Southern Miss economics professor, other authors release "Katrina Ten Years After"

(Visit for more details about the book.  The following is a press release submitted to WDAM 7.)

Capturing the big picture and delving into some of the most troublesome aspects of what happened in the ten years after Katrina rocked New Orleans and Mississippi, in Katrina Ten Years After , Dr. Mark Klinedinst and six co-authors offer a truthful description of the aftermath from the worst hurricane on record. Ten years of culling information, data, interviews, and personal stories provide readers a unique perspective on the destruction and the long-term process of rebuilding. Dissecting the socio-economic and cultural factors of the many distinctive populations in the affected areas, and the response on a local and national level, will help us understand how to better prepare—and react—when the next big one hits.
    Dr. Klinedinst explains, "We lived through Katrina and although no book can capture all the dimensions of a disaster of this magnitude, we mix personal stories with hard, researched social science. We love this area and want the alarming aspects of Katrina to be understood, as well as the resiliency and generosity that was, and still is, so prevalent."
    In Katrina Ten Years After, readers will learn the economics, science, social/cultural aspects, and history of the two most devastated areas in the worst natural disaster in the U.S. In this fascinating and informative book containing photographs, data charts and embedded interview audio files about the rebuilding after Hurricane Katrina, aspects of the aftermath examined include:
•    The outpouring of assistance from neighbors, faith-based and volunteer groups, emergency staff, the nation, and the world
•    Discrepancies between the poor and the privileged in regards to decision making and rebuilding resources, and examples of how Federal money was used
•    How the best efforts at rebuilding came from local people being involved and committed to seeing their cities and businesses back up and running
•    The toll of the aftermath: Why the actual death toll from Katrina was much higher than the "official" reported count
•    Preparing for future disasters: The greatest lessons learned from those who lived through it

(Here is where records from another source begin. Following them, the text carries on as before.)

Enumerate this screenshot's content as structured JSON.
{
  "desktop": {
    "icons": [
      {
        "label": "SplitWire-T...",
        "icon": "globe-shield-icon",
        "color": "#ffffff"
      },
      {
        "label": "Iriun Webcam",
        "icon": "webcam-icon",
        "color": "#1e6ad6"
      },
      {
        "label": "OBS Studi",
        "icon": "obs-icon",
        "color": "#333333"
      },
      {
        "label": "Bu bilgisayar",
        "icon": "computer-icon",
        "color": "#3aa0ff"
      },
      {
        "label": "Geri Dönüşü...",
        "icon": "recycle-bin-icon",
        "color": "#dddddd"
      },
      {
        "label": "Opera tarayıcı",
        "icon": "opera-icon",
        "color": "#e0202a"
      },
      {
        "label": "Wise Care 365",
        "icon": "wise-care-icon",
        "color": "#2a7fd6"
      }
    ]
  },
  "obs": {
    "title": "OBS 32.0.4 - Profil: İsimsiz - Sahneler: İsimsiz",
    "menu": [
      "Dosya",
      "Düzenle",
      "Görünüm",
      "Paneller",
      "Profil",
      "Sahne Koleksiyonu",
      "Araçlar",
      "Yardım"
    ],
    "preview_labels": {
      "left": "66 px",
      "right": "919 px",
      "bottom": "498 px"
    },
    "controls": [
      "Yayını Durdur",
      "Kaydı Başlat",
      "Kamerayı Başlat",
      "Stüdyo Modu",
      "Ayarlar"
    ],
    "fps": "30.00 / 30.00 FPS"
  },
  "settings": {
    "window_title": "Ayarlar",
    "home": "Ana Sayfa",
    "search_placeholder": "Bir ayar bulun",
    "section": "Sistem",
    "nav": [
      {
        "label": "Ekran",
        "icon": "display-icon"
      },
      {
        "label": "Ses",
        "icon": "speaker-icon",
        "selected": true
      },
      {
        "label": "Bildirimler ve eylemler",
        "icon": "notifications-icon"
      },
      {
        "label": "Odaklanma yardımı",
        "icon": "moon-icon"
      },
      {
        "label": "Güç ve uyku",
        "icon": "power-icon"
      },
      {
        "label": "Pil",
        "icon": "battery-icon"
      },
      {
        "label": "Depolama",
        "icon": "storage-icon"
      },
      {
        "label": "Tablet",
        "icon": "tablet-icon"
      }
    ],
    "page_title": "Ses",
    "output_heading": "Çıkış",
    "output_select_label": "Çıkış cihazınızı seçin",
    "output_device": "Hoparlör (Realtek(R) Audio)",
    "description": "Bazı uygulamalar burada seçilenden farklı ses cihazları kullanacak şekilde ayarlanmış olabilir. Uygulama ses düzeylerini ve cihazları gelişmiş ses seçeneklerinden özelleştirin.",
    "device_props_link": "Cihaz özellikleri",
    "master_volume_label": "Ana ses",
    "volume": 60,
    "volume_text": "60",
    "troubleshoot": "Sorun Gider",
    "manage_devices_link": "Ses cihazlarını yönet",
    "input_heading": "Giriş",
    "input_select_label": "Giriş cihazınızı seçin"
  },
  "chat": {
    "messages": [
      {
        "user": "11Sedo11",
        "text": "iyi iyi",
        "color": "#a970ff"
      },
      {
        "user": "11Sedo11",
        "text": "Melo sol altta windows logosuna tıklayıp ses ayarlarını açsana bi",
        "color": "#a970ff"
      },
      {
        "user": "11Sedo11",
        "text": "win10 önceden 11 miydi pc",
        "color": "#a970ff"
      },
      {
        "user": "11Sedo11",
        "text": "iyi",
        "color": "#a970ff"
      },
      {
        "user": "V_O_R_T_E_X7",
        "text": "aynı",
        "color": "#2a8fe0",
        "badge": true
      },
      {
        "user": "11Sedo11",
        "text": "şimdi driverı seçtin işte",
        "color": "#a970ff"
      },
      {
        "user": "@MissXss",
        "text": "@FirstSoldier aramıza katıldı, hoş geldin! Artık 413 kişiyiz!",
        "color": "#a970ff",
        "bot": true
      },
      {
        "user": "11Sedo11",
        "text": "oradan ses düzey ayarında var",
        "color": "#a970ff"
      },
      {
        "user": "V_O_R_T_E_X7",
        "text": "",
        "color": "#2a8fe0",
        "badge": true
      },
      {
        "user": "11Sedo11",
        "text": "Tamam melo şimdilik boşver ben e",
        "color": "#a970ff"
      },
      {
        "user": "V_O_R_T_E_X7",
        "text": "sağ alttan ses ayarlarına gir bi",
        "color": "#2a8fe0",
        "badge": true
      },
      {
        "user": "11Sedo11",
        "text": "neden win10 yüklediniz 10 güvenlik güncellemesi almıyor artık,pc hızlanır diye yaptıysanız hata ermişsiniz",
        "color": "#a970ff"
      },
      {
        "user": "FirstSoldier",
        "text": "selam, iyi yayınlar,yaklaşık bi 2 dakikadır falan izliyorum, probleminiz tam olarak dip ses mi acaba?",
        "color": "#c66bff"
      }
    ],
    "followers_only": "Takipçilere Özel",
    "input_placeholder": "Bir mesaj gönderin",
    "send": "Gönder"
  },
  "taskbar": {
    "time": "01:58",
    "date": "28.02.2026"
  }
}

About the Author:

Dr. Mark Klinedinst is Emeritus Professor of Economics at the University of Southern Mississippi. Having received his doctorate from Cornell University in 1987, he has worked on national and international projects with funding from groups such as the National Science Foundation, World Bank, Filene Research Institute, United Nations and the International Labor Organization, and acts as a reviewer for a number of economics journals. Dr. Klinedinst has published in the European Economic Review, Journal of Comparative Economics, Journal of Economic Issues and a number of other outlets. He is a founder of the Hattiesburg Downtown Farmers Market and is President of the Pine Belt Chapter of the Gaining Ground Sustainability Institute of Mississippi.